Red Cross workers from all over the world, including American Red Cross disaster specialists, are helping in Nepal after the devastating April 25 earthquake.
The earthquake claimed the lives of more than 7,700 people. Thousands more are injured. Medical facilities are destroyed or damaged and people are struggling to get medical care. Red Cross societies are helping. Here are some accounts of how:
By Minna Passi, Finnish Red Cross, Noriko Takasaki, Japanese Red Cross Society and Merlijn Stoffels, Netherlands Red Cross
In Dhunche, the hospital is destroyed and patients are in tents outside. More patients are expected from remote villages in the area. The Canadian Red Cross, in cooperation with the Philippine Red Cross and Hong Kong Red Cross, set up a field hospital to Dhunche. The road to the town is blocked so the equipment is carried in by helicopters from Kathmandu. Helicopters bring in supplies and staff, and take out the injured and the dead.
“I don’t know yet how long I’m going to be working here, but I’m going to stay as long as I am needed,” says Team-leader Hossam Elsharkawi who is specialized in high altitude and wilderness medicine. ‘’We have to be quick, otherwise it can be too late for the victims of the earthquake.” He is worried about the situation of the wounded in the villages around Dhunche. So far contact has been non-existent, but they try to reach them with helicopters.
A woman visits the clinic with a foot infection. She had to walk for days to reach Dhunche. Because of landslides and cracks in the road, the only way to reach it was by foot. ‘’For this kind of problem, intensive treatment is needed,” says Hossam. “Without it she would most likely lose a limb or even die.”
In Chautara, the situation is similar. The army has evacuated many injured people in the area. Some of them are strong enough to walk from the helicopter, but most are carried out. The hospital is so badly damaged that treatment is taking place in tents outside. Here, a medical team from the Norwegian Red Cross has erected a field hospital. Their journey was delayed by a landslide that blocked the road, but they are now set up and treating patients as they arrive from the more remote regions of the country.
The town of Melamchi was severely affected by the earthquake. Thousands lost loved ones and everything they owned. There is no road access to villages near the town and the tough terrain means Red Cross volunteers are carrying casualties on foot to the medical center.
The clinic, which has been operating non-stop since the earthquake, has only two doctors. More than 2,000 patients have been treated in only a few days. The injured are still arriving from the villages with wounds left untreated for days, meaning treatment is more difficult and infection common.
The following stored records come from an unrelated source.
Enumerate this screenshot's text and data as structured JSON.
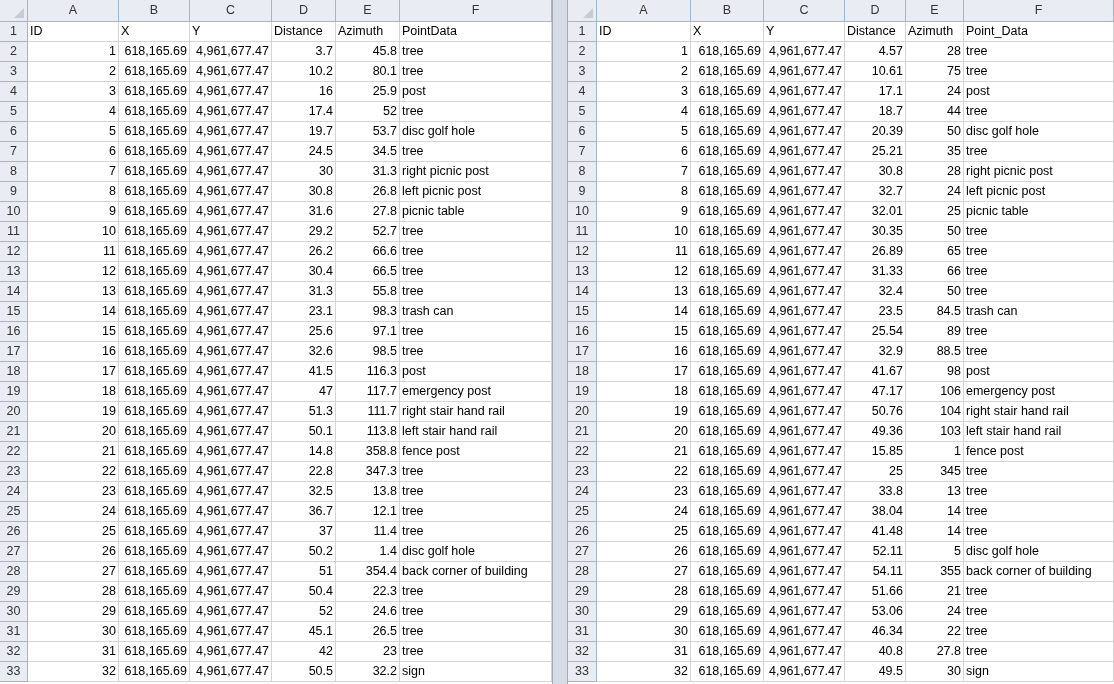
{
  "sheets": [
    {
      "columns": [
        "A",
        "B",
        "C",
        "D",
        "E",
        "F"
      ],
      "rows": [
        {
          "number": "1",
          "kind": "labels",
          "cells": [
            "ID",
            "X",
            "Y",
            "Distance",
            "Azimuth",
            "PointData"
          ]
        },
        {
          "number": "2",
          "kind": "records",
          "cells": [
            "1",
            "618,165.69",
            "4,961,677.47",
            "3.7",
            "45.8",
            "tree"
          ]
        },
        {
          "number": "3",
          "kind": "records",
          "cells": [
            "2",
            "618,165.69",
            "4,961,677.47",
            "10.2",
            "80.1",
            "tree"
          ]
        },
        {
          "number": "4",
          "kind": "records",
          "cells": [
            "3",
            "618,165.69",
            "4,961,677.47",
            "16",
            "25.9",
            "post"
          ]
        },
        {
          "number": "5",
          "kind": "records",
          "cells": [
            "4",
            "618,165.69",
            "4,961,677.47",
            "17.4",
            "52",
            "tree"
          ]
        },
        {
          "number": "6",
          "kind": "records",
          "cells": [
            "5",
            "618,165.69",
            "4,961,677.47",
            "19.7",
            "53.7",
            "disc golf hole"
          ]
        },
        {
          "number": "7",
          "kind": "records",
          "cells": [
            "6",
            "618,165.69",
            "4,961,677.47",
            "24.5",
            "34.5",
            "tree"
          ]
        },
        {
          "number": "8",
          "kind": "records",
          "cells": [
            "7",
            "618,165.69",
            "4,961,677.47",
            "30",
            "31.3",
            "right picnic post"
          ]
        },
        {
          "number": "9",
          "kind": "records",
          "cells": [
            "8",
            "618,165.69",
            "4,961,677.47",
            "30.8",
            "26.8",
            "left picnic post"
          ]
        },
        {
          "number": "10",
          "kind": "records",
          "cells": [
            "9",
            "618,165.69",
            "4,961,677.47",
            "31.6",
            "27.8",
            "picnic table"
          ]
        },
        {
          "number": "11",
          "kind": "records",
          "cells": [
            "10",
            "618,165.69",
            "4,961,677.47",
            "29.2",
            "52.7",
            "tree"
          ]
        },
        {
          "number": "12",
          "kind": "records",
          "cells": [
            "11",
            "618,165.69",
            "4,961,677.47",
            "26.2",
            "66.6",
            "tree"
          ]
        },
        {
          "number": "13",
          "kind": "records",
          "cells": [
            "12",
            "618,165.69",
            "4,961,677.47",
            "30.4",
            "66.5",
            "tree"
          ]
        },
        {
          "number": "14",
          "kind": "records",
          "cells": [
            "13",
            "618,165.69",
            "4,961,677.47",
            "31.3",
            "55.8",
            "tree"
          ]
        },
        {
          "number": "15",
          "kind": "records",
          "cells": [
            "14",
            "618,165.69",
            "4,961,677.47",
            "23.1",
            "98.3",
            "trash can"
          ]
        },
        {
          "number": "16",
          "kind": "records",
          "cells": [
            "15",
            "618,165.69",
            "4,961,677.47",
            "25.6",
            "97.1",
            "tree"
          ]
        },
        {
          "number": "17",
          "kind": "records",
          "cells": [
            "16",
            "618,165.69",
            "4,961,677.47",
            "32.6",
            "98.5",
            "tree"
          ]
        },
        {
          "number": "18",
          "kind": "records",
          "cells": [
            "17",
            "618,165.69",
            "4,961,677.47",
            "41.5",
            "116.3",
            "post"
          ]
        },
        {
          "number": "19",
          "kind": "records",
          "cells": [
            "18",
            "618,165.69",
            "4,961,677.47",
            "47",
            "117.7",
            "emergency post"
          ]
        },
        {
          "number": "20",
          "kind": "records",
          "cells": [
            "19",
            "618,165.69",
            "4,961,677.47",
            "51.3",
            "111.7",
            "right stair hand rail"
          ]
        },
        {
          "number": "21",
          "kind": "records",
          "cells": [
            "20",
            "618,165.69",
            "4,961,677.47",
            "50.1",
            "113.8",
            "left stair hand rail"
          ]
        },
        {
          "number": "22",
          "kind": "records",
          "cells": [
            "21",
            "618,165.69",
            "4,961,677.47",
            "14.8",
            "358.8",
            "fence post"
          ]
        },
        {
          "number": "23",
          "kind": "records",
          "cells": [
            "22",
            "618,165.69",
            "4,961,677.47",
            "22.8",
            "347.3",
            "tree"
          ]
        },
        {
          "number": "24",
          "kind": "records",
          "cells": [
            "23",
            "618,165.69",
            "4,961,677.47",
            "32.5",
            "13.8",
            "tree"
          ]
        },
        {
          "number": "25",
          "kind": "records",
          "cells": [
            "24",
            "618,165.69",
            "4,961,677.47",
            "36.7",
            "12.1",
            "tree"
          ]
        },
        {
          "number": "26",
          "kind": "records",
          "cells": [
            "25",
            "618,165.69",
            "4,961,677.47",
            "37",
            "11.4",
            "tree"
          ]
        },
        {
          "number": "27",
          "kind": "records",
          "cells": [
            "26",
            "618,165.69",
            "4,961,677.47",
            "50.2",
            "1.4",
            "disc golf hole"
          ]
        },
        {
          "number": "28",
          "kind": "records",
          "cells": [
            "27",
            "618,165.69",
            "4,961,677.47",
            "51",
            "354.4",
            "back corner of building"
          ]
        },
        {
          "number": "29",
          "kind": "records",
          "cells": [
            "28",
            "618,165.69",
            "4,961,677.47",
            "50.4",
            "22.3",
            "tree"
          ]
        },
        {
          "number": "30",
          "kind": "records",
          "cells": [
            "29",
            "618,165.69",
            "4,961,677.47",
            "52",
            "24.6",
            "tree"
          ]
        },
        {
          "number": "31",
          "kind": "records",
          "cells": [
            "30",
            "618,165.69",
            "4,961,677.47",
            "45.1",
            "26.5",
            "tree"
          ]
        },
        {
          "number": "32",
          "kind": "records",
          "cells": [
            "31",
            "618,165.69",
            "4,961,677.47",
            "42",
            "23",
            "tree"
          ]
        },
        {
          "number": "33",
          "kind": "records",
          "cells": [
            "32",
            "618,165.69",
            "4,961,677.47",
            "50.5",
            "32.2",
            "sign"
          ]
        }
      ]
    },
    {
      "columns": [
        "A",
        "B",
        "C",
        "D",
        "E",
        "F"
      ],
      "rows": [
        {
          "number": "1",
          "kind": "labels",
          "cells": [
            "ID",
            "X",
            "Y",
            "Distance",
            "Azimuth",
            "Point_Data"
          ]
        },
        {
          "number": "2",
          "kind": "records",
          "cells": [
            "1",
            "618,165.69",
            "4,961,677.47",
            "4.57",
            "28",
            "tree"
          ]
        },
        {
          "number": "3",
          "kind": "records",
          "cells": [
            "2",
            "618,165.69",
            "4,961,677.47",
            "10.61",
            "75",
            "tree"
          ]
        },
        {
          "number": "4",
          "kind": "records",
          "cells": [
            "3",
            "618,165.69",
            "4,961,677.47",
            "17.1",
            "24",
            "post"
          ]
        },
        {
          "number": "5",
          "kind": "records",
          "cells": [
            "4",
            "618,165.69",
            "4,961,677.47",
            "18.7",
            "44",
            "tree"
          ]
        },
        {
          "number": "6",
          "kind": "records",
          "cells": [
            "5",
            "618,165.69",
            "4,961,677.47",
            "20.39",
            "50",
            "disc golf hole"
          ]
        },
        {
          "number": "7",
          "kind": "records",
          "cells": [
            "6",
            "618,165.69",
            "4,961,677.47",
            "25.21",
            "35",
            "tree"
          ]
        },
        {
          "number": "8",
          "kind": "records",
          "cells": [
            "7",
            "618,165.69",
            "4,961,677.47",
            "30.8",
            "28",
            "right picnic post"
          ]
        },
        {
          "number": "9",
          "kind": "records",
          "cells": [
            "8",
            "618,165.69",
            "4,961,677.47",
            "32.7",
            "24",
            "left picnic post"
          ]
        },
        {
          "number": "10",
          "kind": "records",
          "cells": [
            "9",
            "618,165.69",
            "4,961,677.47",
            "32.01",
            "25",
            "picnic table"
          ]
        },
        {
          "number": "11",
          "kind": "records",
          "cells": [
            "10",
            "618,165.69",
            "4,961,677.47",
            "30.35",
            "50",
            "tree"
          ]
        },
        {
          "number": "12",
          "kind": "records",
          "cells": [
            "11",
            "618,165.69",
            "4,961,677.47",
            "26.89",
            "65",
            "tree"
          ]
        },
        {
          "number": "13",
          "kind": "records",
          "cells": [
            "12",
            "618,165.69",
            "4,961,677.47",
            "31.33",
            "66",
            "tree"
          ]
        },
        {
          "number": "14",
          "kind": "records",
          "cells": [
            "13",
            "618,165.69",
            "4,961,677.47",
            "32.4",
            "50",
            "tree"
          ]
        },
        {
          "number": "15",
          "kind": "records",
          "cells": [
            "14",
            "618,165.69",
            "4,961,677.47",
            "23.5",
            "84.5",
            "trash can"
          ]
        },
        {
          "number": "16",
          "kind": "records",
          "cells": [
            "15",
            "618,165.69",
            "4,961,677.47",
            "25.54",
            "89",
            "tree"
          ]
        },
        {
          "number": "17",
          "kind": "records",
          "cells": [
            "16",
            "618,165.69",
            "4,961,677.47",
            "32.9",
            "88.5",
            "tree"
          ]
        },
        {
          "number": "18",
          "kind": "records",
          "cells": [
            "17",
            "618,165.69",
            "4,961,677.47",
            "41.67",
            "98",
            "post"
          ]
        },
        {
          "number": "19",
          "kind": "records",
          "cells": [
            "18",
            "618,165.69",
            "4,961,677.47",
            "47.17",
            "106",
            "emergency post"
          ]
        },
        {
          "number": "20",
          "kind": "records",
          "cells": [
            "19",
            "618,165.69",
            "4,961,677.47",
            "50.76",
            "104",
            "right stair hand rail"
          ]
        },
        {
          "number": "21",
          "kind": "records",
          "cells": [
            "20",
            "618,165.69",
            "4,961,677.47",
            "49.36",
            "103",
            "left stair hand rail"
          ]
        },
        {
          "number": "22",
          "kind": "records",
          "cells": [
            "21",
            "618,165.69",
            "4,961,677.47",
            "15.85",
            "1",
            "fence post"
          ]
        },
        {
          "number": "23",
          "kind": "records",
          "cells": [
            "22",
            "618,165.69",
            "4,961,677.47",
            "25",
            "345",
            "tree"
          ]
        },
        {
          "number": "24",
          "kind": "records",
          "cells": [
            "23",
            "618,165.69",
            "4,961,677.47",
            "33.8",
            "13",
            "tree"
          ]
        },
        {
          "number": "25",
          "kind": "records",
          "cells": [
            "24",
            "618,165.69",
            "4,961,677.47",
            "38.04",
            "14",
            "tree"
          ]
        },
        {
          "number": "26",
          "kind": "records",
          "cells": [
            "25",
            "618,165.69",
            "4,961,677.47",
            "41.48",
            "14",
            "tree"
          ]
        },
        {
          "number": "27",
          "kind": "records",
          "cells": [
            "26",
            "618,165.69",
            "4,961,677.47",
            "52.11",
            "5",
            "disc golf hole"
          ]
        },
        {
          "number": "28",
          "kind": "records",
          "cells": [
            "27",
            "618,165.69",
            "4,961,677.47",
            "54.11",
            "355",
            "back corner of building"
          ]
        },
        {
          "number": "29",
          "kind": "records",
          "cells": [
            "28",
            "618,165.69",
            "4,961,677.47",
            "51.66",
            "21",
            "tree"
          ]
        },
        {
          "number": "30",
          "kind": "records",
          "cells": [
            "29",
            "618,165.69",
            "4,961,677.47",
            "53.06",
            "24",
            "tree"
          ]
        },
        {
          "number": "31",
          "kind": "records",
          "cells": [
            "30",
            "618,165.69",
            "4,961,677.47",
            "46.34",
            "22",
            "tree"
          ]
        },
        {
          "number": "32",
          "kind": "records",
          "cells": [
            "31",
            "618,165.69",
            "4,961,677.47",
            "40.8",
            "27.8",
            "tree"
          ]
        },
        {
          "number": "33",
          "kind": "records",
          "cells": [
            "32",
            "618,165.69",
            "4,961,677.47",
            "49.5",
            "30",
            "sign"
          ]
        }
      ]
    }
  ]
}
Kesab Kahdka rests under a blanket outside the clinic. He was injured when a boulder fell onto his leg and was treated by a Japanese Red Cross Society medical team who arrived with vital supplies and set up a health care unit to support the local doctors and nurses.
Some desperate survivors have tried to walk to find help. On Wednesday, villagers carried a badly injured man to the medical tents. It’s a seven-hour journey in normal conditions – across ruins and carrying a patient, even longer.
Sachiko Yano, a Japanese Red Cross Society nurse said that more people were beginning to arrive from further afield. “Like Keshab, people from more mountainous areas are just arriving now with a help of their families, to receive much-needed medical attention,” she said. “As it has already been a few days, many are arriving with open wounds and need urgent medical attention.”
HOW TO HELP
MAP: To help with critical mapping efforts, visit http://tasks.hotosm.org. No experience is needed, just a computer and internet connection.
SHARE: Spread the word on relief efforts and ways to help online. Find and share information on social channels, including the global Red Cross Twitter account and American Red Cross Facebook and Twitter posts.
HELP FINDING LOVES ONES
For help locating family members or to register yourself as safe in Nepal, visit www.familylinks.icrc.org. People can also contact the U.S. State Department for information on U.S citizens living or traveling in Nepal.